After reaching back down to San Juan Metro stop we decide to visit the District 13 that was once the most dangerous area in Medellin but now a series of escalators were installed to aid the inhabitants in getting up and down the hill. We head to the escalaras on foot and stop to get some snacks along the way. We try arepas con queso which is a corncake with cheese and dulce de leche poured on top. This was quite the treat and was definitely a different taste. We have to take many staircases to get to where the escalators start. Along the way we see two little kiddos on their bikes that are super excited to see us and want to take selfies with us. We notice that all of the walls surrounding the escalaras are covered in the most beautiful Graffiti aka wall art that we have ever seen. When we get to the top of the escalaras, we are greeted with a beautiful city scape of Medellin and snap a couple of pictures.

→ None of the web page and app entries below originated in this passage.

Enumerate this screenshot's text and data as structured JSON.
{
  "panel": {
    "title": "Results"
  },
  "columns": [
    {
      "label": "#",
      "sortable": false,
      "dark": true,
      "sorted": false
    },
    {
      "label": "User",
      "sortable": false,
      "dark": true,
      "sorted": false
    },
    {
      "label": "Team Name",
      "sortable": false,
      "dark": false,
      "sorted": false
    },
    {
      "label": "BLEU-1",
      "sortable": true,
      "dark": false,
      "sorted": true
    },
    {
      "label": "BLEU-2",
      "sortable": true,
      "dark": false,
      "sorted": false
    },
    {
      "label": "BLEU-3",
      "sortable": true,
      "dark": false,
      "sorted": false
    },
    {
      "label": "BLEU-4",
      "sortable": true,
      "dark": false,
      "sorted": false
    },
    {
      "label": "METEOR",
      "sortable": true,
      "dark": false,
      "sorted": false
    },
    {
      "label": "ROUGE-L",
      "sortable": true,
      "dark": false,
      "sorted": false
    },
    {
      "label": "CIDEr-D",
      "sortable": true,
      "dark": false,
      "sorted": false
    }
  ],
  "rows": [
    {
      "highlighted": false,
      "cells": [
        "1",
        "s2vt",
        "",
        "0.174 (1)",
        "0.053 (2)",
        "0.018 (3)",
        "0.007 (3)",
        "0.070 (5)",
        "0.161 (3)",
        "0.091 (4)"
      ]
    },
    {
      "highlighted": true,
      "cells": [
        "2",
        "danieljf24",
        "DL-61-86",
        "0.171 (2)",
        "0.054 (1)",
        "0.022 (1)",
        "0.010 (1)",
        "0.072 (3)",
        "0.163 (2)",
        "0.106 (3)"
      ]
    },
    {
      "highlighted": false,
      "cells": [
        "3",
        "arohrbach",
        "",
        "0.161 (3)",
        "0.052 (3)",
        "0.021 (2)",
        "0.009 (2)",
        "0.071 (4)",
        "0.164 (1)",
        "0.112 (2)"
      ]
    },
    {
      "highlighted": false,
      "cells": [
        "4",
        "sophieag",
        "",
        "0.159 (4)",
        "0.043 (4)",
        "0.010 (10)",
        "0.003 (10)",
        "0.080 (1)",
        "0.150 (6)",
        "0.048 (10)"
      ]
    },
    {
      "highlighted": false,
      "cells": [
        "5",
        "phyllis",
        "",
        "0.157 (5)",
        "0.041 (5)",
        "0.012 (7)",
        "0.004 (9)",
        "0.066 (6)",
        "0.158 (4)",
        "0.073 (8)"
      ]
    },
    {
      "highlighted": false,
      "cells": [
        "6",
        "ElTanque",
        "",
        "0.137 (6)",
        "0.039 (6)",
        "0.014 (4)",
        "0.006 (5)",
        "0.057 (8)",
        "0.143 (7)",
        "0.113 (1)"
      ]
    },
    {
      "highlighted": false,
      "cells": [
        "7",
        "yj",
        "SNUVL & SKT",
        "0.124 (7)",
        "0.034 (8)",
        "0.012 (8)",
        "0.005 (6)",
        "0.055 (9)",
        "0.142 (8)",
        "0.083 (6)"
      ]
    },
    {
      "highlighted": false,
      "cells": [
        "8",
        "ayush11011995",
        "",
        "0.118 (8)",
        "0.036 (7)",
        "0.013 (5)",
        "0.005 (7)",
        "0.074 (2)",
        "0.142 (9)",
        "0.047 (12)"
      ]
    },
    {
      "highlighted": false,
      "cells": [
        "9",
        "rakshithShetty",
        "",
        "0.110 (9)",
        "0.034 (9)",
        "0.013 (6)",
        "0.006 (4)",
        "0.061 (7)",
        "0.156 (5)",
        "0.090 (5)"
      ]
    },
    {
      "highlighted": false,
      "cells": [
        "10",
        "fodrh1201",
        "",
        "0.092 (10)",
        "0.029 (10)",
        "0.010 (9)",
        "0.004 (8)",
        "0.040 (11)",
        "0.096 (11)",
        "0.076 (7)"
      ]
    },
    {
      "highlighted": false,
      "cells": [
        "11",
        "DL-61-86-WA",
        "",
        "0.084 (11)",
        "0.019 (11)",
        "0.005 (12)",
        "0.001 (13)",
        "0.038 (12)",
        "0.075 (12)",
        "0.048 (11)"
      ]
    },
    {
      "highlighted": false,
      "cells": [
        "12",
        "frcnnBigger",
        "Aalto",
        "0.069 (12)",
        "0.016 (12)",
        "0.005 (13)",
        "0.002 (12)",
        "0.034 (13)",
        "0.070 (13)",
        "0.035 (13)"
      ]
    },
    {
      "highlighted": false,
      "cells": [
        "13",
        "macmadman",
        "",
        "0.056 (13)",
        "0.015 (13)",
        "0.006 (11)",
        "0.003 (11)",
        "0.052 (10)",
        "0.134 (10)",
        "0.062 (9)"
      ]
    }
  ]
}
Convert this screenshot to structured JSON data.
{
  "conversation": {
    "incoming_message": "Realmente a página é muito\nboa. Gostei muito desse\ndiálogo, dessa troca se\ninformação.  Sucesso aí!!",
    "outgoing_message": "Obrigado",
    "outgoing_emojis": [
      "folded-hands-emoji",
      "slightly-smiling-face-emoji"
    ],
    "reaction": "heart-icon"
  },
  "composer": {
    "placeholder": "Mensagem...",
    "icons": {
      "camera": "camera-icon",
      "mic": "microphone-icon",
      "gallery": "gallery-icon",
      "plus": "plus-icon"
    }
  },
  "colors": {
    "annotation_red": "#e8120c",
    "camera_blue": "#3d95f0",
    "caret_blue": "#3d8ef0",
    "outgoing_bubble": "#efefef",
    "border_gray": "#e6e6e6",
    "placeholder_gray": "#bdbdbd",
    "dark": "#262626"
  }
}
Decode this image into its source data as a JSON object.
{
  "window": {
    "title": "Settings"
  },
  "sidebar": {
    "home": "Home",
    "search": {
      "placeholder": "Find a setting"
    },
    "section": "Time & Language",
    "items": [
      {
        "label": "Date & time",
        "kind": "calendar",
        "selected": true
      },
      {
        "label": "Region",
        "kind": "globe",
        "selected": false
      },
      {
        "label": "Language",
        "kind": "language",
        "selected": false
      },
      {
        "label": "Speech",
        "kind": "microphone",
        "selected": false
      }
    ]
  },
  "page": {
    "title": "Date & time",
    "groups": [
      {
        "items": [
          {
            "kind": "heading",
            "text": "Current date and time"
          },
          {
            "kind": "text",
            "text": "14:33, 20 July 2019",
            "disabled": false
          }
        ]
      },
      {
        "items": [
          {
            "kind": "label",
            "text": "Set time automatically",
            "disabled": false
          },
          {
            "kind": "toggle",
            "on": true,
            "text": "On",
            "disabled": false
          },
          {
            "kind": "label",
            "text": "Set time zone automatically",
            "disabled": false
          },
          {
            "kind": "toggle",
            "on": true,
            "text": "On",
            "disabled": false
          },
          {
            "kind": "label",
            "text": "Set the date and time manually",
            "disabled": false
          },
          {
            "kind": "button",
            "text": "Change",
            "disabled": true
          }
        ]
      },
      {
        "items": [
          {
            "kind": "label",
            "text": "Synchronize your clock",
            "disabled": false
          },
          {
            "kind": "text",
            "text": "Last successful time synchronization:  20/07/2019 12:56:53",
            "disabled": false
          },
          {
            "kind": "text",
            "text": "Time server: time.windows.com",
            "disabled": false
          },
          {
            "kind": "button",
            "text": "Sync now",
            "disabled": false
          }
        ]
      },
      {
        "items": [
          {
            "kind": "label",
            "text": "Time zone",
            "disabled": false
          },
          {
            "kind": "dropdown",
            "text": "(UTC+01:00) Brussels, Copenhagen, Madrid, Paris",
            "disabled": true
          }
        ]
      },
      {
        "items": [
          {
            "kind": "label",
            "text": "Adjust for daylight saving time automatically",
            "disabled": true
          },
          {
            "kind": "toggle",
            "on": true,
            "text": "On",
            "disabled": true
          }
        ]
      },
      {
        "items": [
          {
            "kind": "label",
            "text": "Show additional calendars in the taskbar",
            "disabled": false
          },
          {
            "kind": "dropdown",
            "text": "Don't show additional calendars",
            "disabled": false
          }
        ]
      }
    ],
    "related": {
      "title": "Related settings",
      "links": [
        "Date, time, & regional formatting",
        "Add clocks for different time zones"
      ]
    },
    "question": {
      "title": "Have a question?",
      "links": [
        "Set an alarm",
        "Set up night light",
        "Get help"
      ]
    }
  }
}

We head back down and quickly Uber it back to our hotel to rest a bit before dinner. On our tour we were told to try Bandeja Paisa which is a dish very popular in Medellin and unfortunately for me, completely meat based. Baneja Paisa is basically a platter of beans, pork, rice, ground meat, fried egg, chorizo, arepa (corncake), avocado. The Bandeja has influences of the many countries that influence Colombia including the indigenous people, spaniards, and Africa. Although Bandeja Paisa is not the national dish, it is known as the single most Colombian dish. Sanchit, Rishabh and Suhail were able to enjoy the Bandeja Paisa while myself, Mummy and Daddy ate at Taco house which is a Colombia version of Chipotle however more fresh and tastier.
After a filling dinner, we head back to the hotel and learn how to play the card game Euchre. Our first day in Colombia was a success and we look forward to the rest of our trip.